The new roof has a steel frame, which is supported on both the existing external walls using concrete pad stones, and a centralised vertical steel column, which extends down to the first-floor level and is supported by a series of horizontally spanning steels, which connect into the existing external wall construction. 

“The central steel column is concealed within a partition at the first floor, and due to the nature of the steel design, the need to have any steelwork breaking up the ground floor accommodation was avoided,” says Dan.

This deeply rural village has no mains gas, but Mark didn’t want to blight the pretty front garden with an oil or LPG tank. Mark also ruled out the fashionable option of an air source heat pump, as the only possible location for the exterior unit was underneath a neighbour’s window and “heat pumps don’t do well in this area, as they rot out,” he says. The solution was an electric boiler, coupled with underfloor heating on both floors, as they didn’t want to lose space to radiators. Mark installed a super-thick engineered floor upstairs to accommodate the underfloor heating pipes.

The old cottage never had a bathroom – the previous owners used a tin bath in front of the fire – and Mark was pleased to fit two ensuite bedrooms upstairs in the newly extended cottage, although both are shower rooms, not bathrooms. Quality and longevity were Mark’s priorities throughout the cottage’s internal fit-out, including in the shower rooms, where all fittings are sourced from Duravit.

Downstairs in the kitchen, the same approach meant Mark selected a countertop from Minerva, which makes solid work surfaces. These manufactured surfaces look and feel like stone, but are robust, don’t require specialist installation, and offer plenty of flexibility with seamless joints.

“We also chose a resin-based grout , as we didn’t want it looking scruffy within a short time,” says Mark.

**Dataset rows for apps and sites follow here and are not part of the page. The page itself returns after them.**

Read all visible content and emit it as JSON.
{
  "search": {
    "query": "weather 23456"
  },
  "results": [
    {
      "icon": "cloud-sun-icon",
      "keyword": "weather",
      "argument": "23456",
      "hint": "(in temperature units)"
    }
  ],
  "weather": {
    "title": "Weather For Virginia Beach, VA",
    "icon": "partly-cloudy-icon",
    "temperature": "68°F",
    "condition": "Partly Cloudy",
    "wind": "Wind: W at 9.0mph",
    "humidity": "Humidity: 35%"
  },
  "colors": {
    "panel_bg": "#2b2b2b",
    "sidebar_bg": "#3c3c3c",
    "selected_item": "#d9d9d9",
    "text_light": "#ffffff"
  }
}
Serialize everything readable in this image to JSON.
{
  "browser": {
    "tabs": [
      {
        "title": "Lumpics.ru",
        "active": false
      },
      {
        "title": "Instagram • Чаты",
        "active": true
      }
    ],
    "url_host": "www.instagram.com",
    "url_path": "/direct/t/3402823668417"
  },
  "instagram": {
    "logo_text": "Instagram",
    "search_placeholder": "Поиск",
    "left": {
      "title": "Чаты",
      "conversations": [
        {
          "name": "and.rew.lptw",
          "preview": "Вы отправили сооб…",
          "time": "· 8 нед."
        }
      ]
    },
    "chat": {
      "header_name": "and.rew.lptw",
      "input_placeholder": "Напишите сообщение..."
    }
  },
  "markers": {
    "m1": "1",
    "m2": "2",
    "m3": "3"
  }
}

The cosiness factor of this little cottage cannot be overstated, and has been further enhanced by the new wood-burning stove. While not necessary in a practical sense, the fire creates that indefinable sense of ‘hygge’ that makes a Cornish cottage, especially in winter, so desirable. There are nice details throughout the cottage, such as the vaulted ceilings upstairs, which give a sense of space. James at Lily Lewarne also designed curved walls – upstairs, these are a clever solution that allow sufficient space to meet Building Regulations on the landing, while also creating visual interest.

When it came to the finishes and furnishings, Mark worked with Cornish Gems Interior Design and has only praise for their work.

“Tara did an amazing job. She listened to us and came up with great ideas.”

Mark’s biggest challenge was the impact of Covid on global supply chains.

“It didn’t impact us at first,” admits Mark. “But what we didn’t realise was that costs would end up double those we had originally anticipated.” This explosion in costs has altered Mark’s plans for the cottage and it is now a holiday cottage for the immediate future. Yet Mark, who has a young family, sees it as a prospective home for one of his children, or even his niece.

“The cottage won’t ever leave our family now,” he says.

The cottage was completed in autumn 2023 and Mark says he is happy “to see the lights on.” Yet, for him, the real satisfaction has been in rescuing a beautiful traditional property with which his family has such a close connection.

“We’ve spent 20 years watching this place fall to pieces in front of us,” says Mark. However, all that is now a thing of the past, and Farrar Cottage has a new rosy future at the heart of the Semmens family, with the fabric secured for the next 200 years.

“It looks amazing,” Mark proudly sums up. “As I come down the lane and turn the corner, it really does have that ‘wow’ factor.”

For more information on the cottage, visit www.cornishgems.farrarcottage